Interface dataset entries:
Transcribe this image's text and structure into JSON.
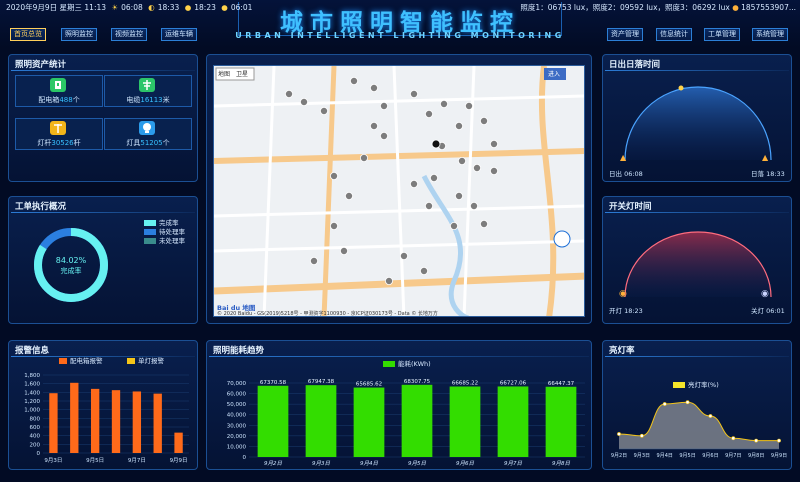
{
  "header": {
    "date": "2020年9月9日 星期三 11:13",
    "sunrise": "06:08",
    "sunset": "18:33",
    "light_on": "18:23",
    "light_off": "06:01",
    "lux": "照度1：06753 lux，照度2：09592 lux，照度3：06292 lux",
    "phone": "1857553907...",
    "title": "城市照明智能监控",
    "subtitle": "URBAN INTELLIGENT LIGHTING MONITORING"
  },
  "nav_left": [
    "首页总览",
    "照明监控",
    "视频监控",
    "运维车辆"
  ],
  "nav_right": [
    "资产管理",
    "信息统计",
    "工单管理",
    "系统管理"
  ],
  "colors": {
    "accent": "#38c0ff",
    "active": "#ffcf5a",
    "bar_green": "#33dd00",
    "bar_orange": "#ff6a1a"
  },
  "assets": {
    "title": "照明资产统计",
    "items": [
      {
        "name": "配电箱",
        "value": "488",
        "unit": "个",
        "icon": "distribution-box-icon",
        "color": "#29c75f"
      },
      {
        "name": "电缆",
        "value": "16113",
        "unit": "米",
        "icon": "cable-icon",
        "color": "#2cc56a"
      },
      {
        "name": "灯杆",
        "value": "30526",
        "unit": "杆",
        "icon": "lamp-pole-icon",
        "color": "#f2b51a"
      },
      {
        "name": "灯具",
        "value": "51205",
        "unit": "个",
        "icon": "lamp-icon",
        "color": "#2b9bea"
      }
    ]
  },
  "workorder": {
    "title": "工单执行概况",
    "percent": "84.02%",
    "label": "完成率",
    "completion": 0.8402,
    "legend": [
      {
        "label": "完成率",
        "color": "#66f1f1"
      },
      {
        "label": "待处理率",
        "color": "#2b7fe0"
      },
      {
        "label": "未处理率",
        "color": "#3a8c8c"
      }
    ]
  },
  "alarm": {
    "title": "报警信息",
    "legend": [
      "配电箱报警",
      "单灯报警"
    ],
    "legend_colors": [
      "#ff6a1a",
      "#f5c518"
    ],
    "chart_data": {
      "type": "bar",
      "categories": [
        "9月3日",
        "",
        "9月5日",
        "",
        "9月7日",
        "",
        "9月9日"
      ],
      "series": [
        {
          "name": "配电箱报警",
          "values": [
            1380,
            1620,
            1480,
            1450,
            1420,
            1370,
            470
          ]
        }
      ],
      "ylim": [
        0,
        1800
      ],
      "yticks": [
        "0",
        "200",
        "400",
        "600",
        "800",
        "1,000",
        "1,200",
        "1,400",
        "1,600",
        "1,800"
      ]
    }
  },
  "energy": {
    "title": "照明能耗趋势",
    "legend": "能耗(KWh)",
    "chart_data": {
      "type": "bar",
      "categories": [
        "9月2日",
        "9月3日",
        "9月4日",
        "9月5日",
        "9月6日",
        "9月7日",
        "9月8日"
      ],
      "series": [
        {
          "name": "能耗(KWh)",
          "values": [
            67370.58,
            67947.38,
            65685.62,
            68307.75,
            66685.22,
            66727.06,
            66447.37
          ]
        }
      ],
      "labels": [
        "67370.58",
        "67947.38",
        "65685.62",
        "68307.75",
        "66685.22",
        "66727.06",
        "66447.37"
      ],
      "ylim": [
        0,
        70000
      ],
      "yticks": [
        "0",
        "10,000",
        "20,000",
        "30,000",
        "40,000",
        "50,000",
        "60,000",
        "70,000"
      ]
    }
  },
  "sun": {
    "title": "日出日落时间",
    "sunrise_label": "日出 06:08",
    "sunset_label": "日落 18:33"
  },
  "switch": {
    "title": "开关灯时间",
    "on_label": "开灯 18:23",
    "off_label": "关灯 06:01"
  },
  "lighting_rate": {
    "title": "亮灯率",
    "legend": "亮灯率(%)",
    "chart_data": {
      "type": "area",
      "categories": [
        "9月2日",
        "9月3日",
        "9月4日",
        "9月5日",
        "9月6日",
        "9月7日",
        "9月8日",
        "9月9日"
      ],
      "values": [
        25,
        22,
        75,
        78,
        55,
        18,
        14,
        14
      ]
    }
  },
  "map": {
    "tab1": "地图",
    "tab2": "卫星",
    "copyright": "© 2020 Baidu - GS(2019)5218号 - 甲测资字1100930 - 京ICP证030173号 - Data © 长地万方",
    "logo": "Bai du 地图",
    "button": "进入"
  }
}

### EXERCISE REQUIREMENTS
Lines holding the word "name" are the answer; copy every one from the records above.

### ANSWER BOX
        "name": "配电箱",
        "name": "电缆",
        "name": "灯杆",
        "name": "灯具",
          "name": "配电箱报警",
          "name": "能耗(KWh)",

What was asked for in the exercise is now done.